“Kirby has asked subjects to learn a nonsense language and then teach it to new subjects, and so on. He found that the randomness quickly became regularized, as people unconsciously shaped words into something easier to remember and use, and devised rules to come up with words for things they hadn’t seen. Such a process may be at work in the spontaneous emergence over the past few decades of two sign languages—Nicaraguan Sign Language and Al-Sayyid Bedouin Sign Language. Each of these has moved rapidly from a system of gestures to a fully fledged language with conventions for grammar and sentence structure. Kirby plans to use them as a test bed for his ideas about how structure in language can rapidly emerge.”
In the piece, Whitfield also got to ask Mark Pagel‘s what his thoughts are with synthesizing ‘the two’. Pagel is an evolutionary biologist. He was one of the coauthors of the paper with Simon Greenhill and Atkinson. He’s also published an earlier paper with Atkinson titled, “Frequency of word-use predicts rates of lexical evolution throughout Indo-European history.” Pagel responded saying,

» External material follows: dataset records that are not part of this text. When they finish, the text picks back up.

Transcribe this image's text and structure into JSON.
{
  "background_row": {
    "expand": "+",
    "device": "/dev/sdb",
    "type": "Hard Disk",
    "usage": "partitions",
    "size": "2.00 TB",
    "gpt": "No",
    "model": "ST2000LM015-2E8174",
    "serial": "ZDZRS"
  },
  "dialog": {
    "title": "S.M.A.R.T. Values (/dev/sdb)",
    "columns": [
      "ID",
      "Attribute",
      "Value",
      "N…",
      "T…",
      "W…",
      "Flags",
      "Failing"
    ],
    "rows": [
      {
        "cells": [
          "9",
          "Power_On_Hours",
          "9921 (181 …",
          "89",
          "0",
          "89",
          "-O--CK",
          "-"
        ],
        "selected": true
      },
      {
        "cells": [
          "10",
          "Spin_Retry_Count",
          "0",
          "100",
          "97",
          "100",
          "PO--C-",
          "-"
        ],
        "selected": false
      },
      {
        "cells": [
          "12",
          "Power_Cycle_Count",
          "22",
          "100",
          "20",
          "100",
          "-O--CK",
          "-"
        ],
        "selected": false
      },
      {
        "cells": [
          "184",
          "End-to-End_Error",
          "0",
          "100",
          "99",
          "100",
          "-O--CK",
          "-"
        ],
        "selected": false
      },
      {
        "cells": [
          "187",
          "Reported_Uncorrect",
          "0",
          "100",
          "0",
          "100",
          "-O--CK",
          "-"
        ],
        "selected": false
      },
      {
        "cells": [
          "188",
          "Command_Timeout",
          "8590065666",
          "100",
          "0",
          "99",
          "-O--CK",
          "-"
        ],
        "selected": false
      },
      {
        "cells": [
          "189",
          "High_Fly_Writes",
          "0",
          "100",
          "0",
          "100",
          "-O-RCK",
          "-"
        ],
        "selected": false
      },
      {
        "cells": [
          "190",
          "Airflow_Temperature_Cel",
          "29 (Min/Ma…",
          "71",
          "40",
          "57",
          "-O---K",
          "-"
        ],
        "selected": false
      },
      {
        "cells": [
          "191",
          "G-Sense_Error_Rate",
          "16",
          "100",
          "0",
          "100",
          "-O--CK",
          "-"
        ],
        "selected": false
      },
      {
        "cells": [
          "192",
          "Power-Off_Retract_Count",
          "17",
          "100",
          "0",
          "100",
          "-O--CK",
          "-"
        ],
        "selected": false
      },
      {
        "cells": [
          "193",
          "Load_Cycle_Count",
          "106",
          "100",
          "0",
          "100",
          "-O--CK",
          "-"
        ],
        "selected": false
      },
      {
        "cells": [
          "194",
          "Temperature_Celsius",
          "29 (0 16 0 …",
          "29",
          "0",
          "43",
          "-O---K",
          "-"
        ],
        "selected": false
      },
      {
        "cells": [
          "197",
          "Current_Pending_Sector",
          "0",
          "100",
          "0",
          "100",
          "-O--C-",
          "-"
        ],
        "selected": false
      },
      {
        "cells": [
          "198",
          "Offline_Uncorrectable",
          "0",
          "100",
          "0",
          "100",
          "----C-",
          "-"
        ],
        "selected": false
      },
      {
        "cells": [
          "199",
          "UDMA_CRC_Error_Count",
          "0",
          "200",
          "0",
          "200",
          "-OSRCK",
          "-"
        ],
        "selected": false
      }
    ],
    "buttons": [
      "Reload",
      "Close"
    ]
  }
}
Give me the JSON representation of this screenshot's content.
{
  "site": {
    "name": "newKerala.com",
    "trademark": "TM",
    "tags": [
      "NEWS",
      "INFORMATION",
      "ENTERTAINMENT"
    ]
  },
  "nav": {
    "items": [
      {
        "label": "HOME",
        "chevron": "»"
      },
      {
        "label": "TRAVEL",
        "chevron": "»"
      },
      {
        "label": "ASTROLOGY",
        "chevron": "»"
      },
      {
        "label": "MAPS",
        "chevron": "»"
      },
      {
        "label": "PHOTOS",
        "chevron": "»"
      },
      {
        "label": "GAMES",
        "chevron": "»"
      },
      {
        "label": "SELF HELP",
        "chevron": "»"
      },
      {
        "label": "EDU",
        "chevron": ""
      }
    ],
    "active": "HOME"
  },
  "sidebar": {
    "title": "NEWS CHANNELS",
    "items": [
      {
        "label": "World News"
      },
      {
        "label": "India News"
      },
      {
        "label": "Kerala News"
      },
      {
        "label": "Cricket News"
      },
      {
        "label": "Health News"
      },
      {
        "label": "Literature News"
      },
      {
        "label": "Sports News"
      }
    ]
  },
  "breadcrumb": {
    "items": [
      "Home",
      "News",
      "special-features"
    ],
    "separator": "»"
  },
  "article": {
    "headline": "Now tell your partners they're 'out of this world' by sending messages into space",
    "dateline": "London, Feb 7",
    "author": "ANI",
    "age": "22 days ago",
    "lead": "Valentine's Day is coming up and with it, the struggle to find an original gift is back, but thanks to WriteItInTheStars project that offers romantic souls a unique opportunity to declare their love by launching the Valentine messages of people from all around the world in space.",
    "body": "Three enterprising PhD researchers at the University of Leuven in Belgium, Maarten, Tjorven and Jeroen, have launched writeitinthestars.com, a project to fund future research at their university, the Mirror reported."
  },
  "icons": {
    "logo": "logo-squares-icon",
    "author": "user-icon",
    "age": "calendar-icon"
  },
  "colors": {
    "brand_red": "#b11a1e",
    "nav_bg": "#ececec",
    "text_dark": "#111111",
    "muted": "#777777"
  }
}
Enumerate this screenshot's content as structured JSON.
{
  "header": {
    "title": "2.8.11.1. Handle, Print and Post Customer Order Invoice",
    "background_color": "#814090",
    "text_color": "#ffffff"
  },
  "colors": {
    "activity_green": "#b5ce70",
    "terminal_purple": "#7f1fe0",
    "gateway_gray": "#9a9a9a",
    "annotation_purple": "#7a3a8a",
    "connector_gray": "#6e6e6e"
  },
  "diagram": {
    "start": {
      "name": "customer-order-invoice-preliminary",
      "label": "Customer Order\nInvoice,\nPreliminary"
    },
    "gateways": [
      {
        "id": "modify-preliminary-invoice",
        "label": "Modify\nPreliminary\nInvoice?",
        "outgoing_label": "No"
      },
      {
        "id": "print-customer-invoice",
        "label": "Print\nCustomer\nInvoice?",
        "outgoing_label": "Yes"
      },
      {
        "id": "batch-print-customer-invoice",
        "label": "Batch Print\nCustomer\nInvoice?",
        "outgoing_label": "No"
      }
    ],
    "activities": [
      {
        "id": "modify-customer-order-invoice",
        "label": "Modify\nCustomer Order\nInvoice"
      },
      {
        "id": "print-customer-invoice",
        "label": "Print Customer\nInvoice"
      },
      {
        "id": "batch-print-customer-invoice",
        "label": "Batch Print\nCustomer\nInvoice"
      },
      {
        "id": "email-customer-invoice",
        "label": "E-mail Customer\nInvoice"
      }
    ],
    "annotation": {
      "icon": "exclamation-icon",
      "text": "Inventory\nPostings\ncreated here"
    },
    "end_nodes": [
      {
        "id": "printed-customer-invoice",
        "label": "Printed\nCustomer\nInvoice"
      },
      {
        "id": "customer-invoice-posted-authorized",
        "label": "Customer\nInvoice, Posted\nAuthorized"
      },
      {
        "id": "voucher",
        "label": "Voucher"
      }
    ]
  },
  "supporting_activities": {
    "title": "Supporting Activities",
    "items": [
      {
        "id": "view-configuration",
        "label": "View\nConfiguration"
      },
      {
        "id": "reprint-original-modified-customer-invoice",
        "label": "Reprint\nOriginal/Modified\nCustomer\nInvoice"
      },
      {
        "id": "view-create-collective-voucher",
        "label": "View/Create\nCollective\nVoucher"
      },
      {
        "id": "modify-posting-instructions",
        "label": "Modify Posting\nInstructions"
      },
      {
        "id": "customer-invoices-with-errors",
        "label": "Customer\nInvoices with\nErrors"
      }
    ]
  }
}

“Languages are extraordinarily like genomes. We think there could be very general laws of lexical evolution to rival those of genetic evolution.”
Alex Mesoudi agrees. He told Whitfield,
“If there’s a model system for cultural evolution, then probably the people working on language have got it, because there’s so much data… Cultural change and biological change share the same fundamental properties of variation, selection and inheritance.”
William Croft is a bit more cautious but also understands that,
“these are two different instantiations of a general theory of evolutionary change. These are early days, but such a theory will give us insights that you can’t get just by looking at one domain.”
So what do you think — is it possible to synthesize the two? Or do they exist as two inherently different entities that change under different conditions?
Oh, you may also be interested in this related video discussion between Paul Ehrlich and Carl Zimmer — where Ehrlich advocates that cultural evolution needs its own theoretical framework aside from evolutionary biology. Strange proposition, especially because he used a natural selection framework in his latest PNAS paper.
- Pagel, M., Atkinson, Q.D., Meade, A. (2007). Frequency of word-use predicts rates of lexical evolution throughout Indo-European history. Nature, 449(7163), 717-720. DOI: 10.1038/nature06176
- Byrne, R.W. (2007). Culture in great apes: using intricate complexity in feeding skills to trace the evolutionary origin of human technical prowess. Philosophical Transactions of the Royal Society B: Biological Sciences, 362(1480), 577-585. DOI: 10.1098/rstb.2006.1996
- Whitfield, J. (2008). Across the Curious Parallel of Language and Species Evolution. PLoS Biology, 6(7), e186. DOI: 10.1371/journal.pbio.0060186
The linguistic diversity of the Caucasus is a unique phenomenon, similar to that of New Guinea. There are approximately 6,000 languages spoken throughout the world currently and about 820 (~14%) of them are spoken in New Guinea. In the Caucasus, you can expect to find representative languages from the Kartvelian, Abkhaz-Adyghe, Lesgian, Nakh, Indo-European, Avar-Andi-Dido, Andi, Dido/Tsez, Lak-Dargwa, Turkic language families. This image to the right documents the ethnic and linguistic diversity of the Cacasus region:
Curiously, neighboring regions, such as the Middle East and Europe, do not exhibit such a diverse array of languages. In a review piece, Bernard Comrie writes about the, “Linguistic Diversity in the Caucasus.” Linguistically diverse regions are important in understanding cultural evolution. Comrie describes these regions to be critical accretion zones — areas where population growth has added new layers in geneology, societal structure, etc. which has all effected the variation in the languages of the Caucasus.
Comrie describes the languages and their affiliations along with their divergences and convergences. He’s also offered up some useful resources, such as this map of languages in the area. If you would like a copy of this paper for academic purposes, let me know and I’ll email you it.
- Comrie, B. (2008). Linguistic Diversity in the Caucasus. Annual Review of Anthropology, 37, 131-143. DOI: 10.1146/annurev.anthro.35.081705.123248